I'm going to deviate a little bit from my normal home decorating blog posts, and talk a little bit about a new commitment of mine.
When I was on holidays, I started thinking long and hard about upgrading my wardrobe. As someone with a tendency towards buying cheap but cute fashion, I had a wardrobe full of stuff that, although cheap, was also poorly made and typically didn't last long. I decided that I'd like to invest in some pieces that would wear better and therefore last longer.
At the same time, I started thinking a little bit more about where my clothes actually came from, and whether I could buy more ethically. Aside from owning quite a few staple pieces from American Apparel (who are excellent for basics like shirts, simple dresses and skirts), most of my clothing had been bought from cheap, presumably unethical companies. So, I started to do some research and, in the process, I was pointed in the direction of Isis in Tasmania and her Ethical Clothing Pledge. In a nutshell, the Ethical Clothing Pledge states that you will only purchase clothing that complies with one or more of the following:
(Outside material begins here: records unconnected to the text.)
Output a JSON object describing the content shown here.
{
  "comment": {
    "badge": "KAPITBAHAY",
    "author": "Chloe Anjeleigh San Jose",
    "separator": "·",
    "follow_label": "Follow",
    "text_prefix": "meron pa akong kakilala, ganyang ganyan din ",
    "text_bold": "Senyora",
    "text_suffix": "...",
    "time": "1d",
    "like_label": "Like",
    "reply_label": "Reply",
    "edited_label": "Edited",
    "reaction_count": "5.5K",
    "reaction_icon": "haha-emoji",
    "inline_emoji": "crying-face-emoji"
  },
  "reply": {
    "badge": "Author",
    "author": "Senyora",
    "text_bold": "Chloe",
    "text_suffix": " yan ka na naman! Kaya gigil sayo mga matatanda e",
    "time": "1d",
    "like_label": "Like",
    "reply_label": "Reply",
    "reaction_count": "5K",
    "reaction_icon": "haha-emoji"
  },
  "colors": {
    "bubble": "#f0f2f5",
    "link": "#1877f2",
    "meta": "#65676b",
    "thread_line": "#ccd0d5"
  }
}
4. Made with ethical / environmentally friendly materials
5. Made by a company with strong ethical policy & workers' rights
This is how I've decided to try and purchase my clothing from now on, so I'm officially (and publically) taking the Ethical Clothing Pledge.
Already, I've made some significant progress. I've managed to buy some excellent pre-loved pants from eBay (worn only a couple of times by the previous owner), and bought some more staple items from American Apparel. I've found a local designer, Irene from Wind and Water, who makes her own amazing tops, dresses and pants - I've already bought one item, and hope to buy many more! And I even managed to buy a new jacket (something I thought would be impossible!) from an ethical organic company called Salts, who sell their wares on Etsy. I'm yet to tackle items such as underwear, but thankfully Isis has a list on her website, so I shouldn't have too much trouble.
I've even researched some of the bigger brands, and found that places like Cue and Bardot are certified by Ethical Clothing Australia (which is fantastic given that I've recently bought items from both of these companies). I've also found that Just Group, responsible for brands like Just Jeans, Peter Alexander (my favourite pyjamas) and Portmans, have committed themselves to trying to remain vigilant with regards to the ethical supply of their garments.
I know that, on occasion, I might well fall off the wagon with my commitment and buy something that isn't certified as being ethical. In these cases, my aim is to buy the item that is of sufficient quality so as to avoid having to replace in the near future. I figure that buying a $200 pair of pants in a reputable brand that will last five years is far better than buying a $30 pair of pants from a cheap retailer that will likely fall apart in under six months.
So there you have it, readers. A new challenge for myself, which I hope will be a rewarding one. If any of you are interested in taking the Ethical Clothing Pledge with me, please do leave a comment!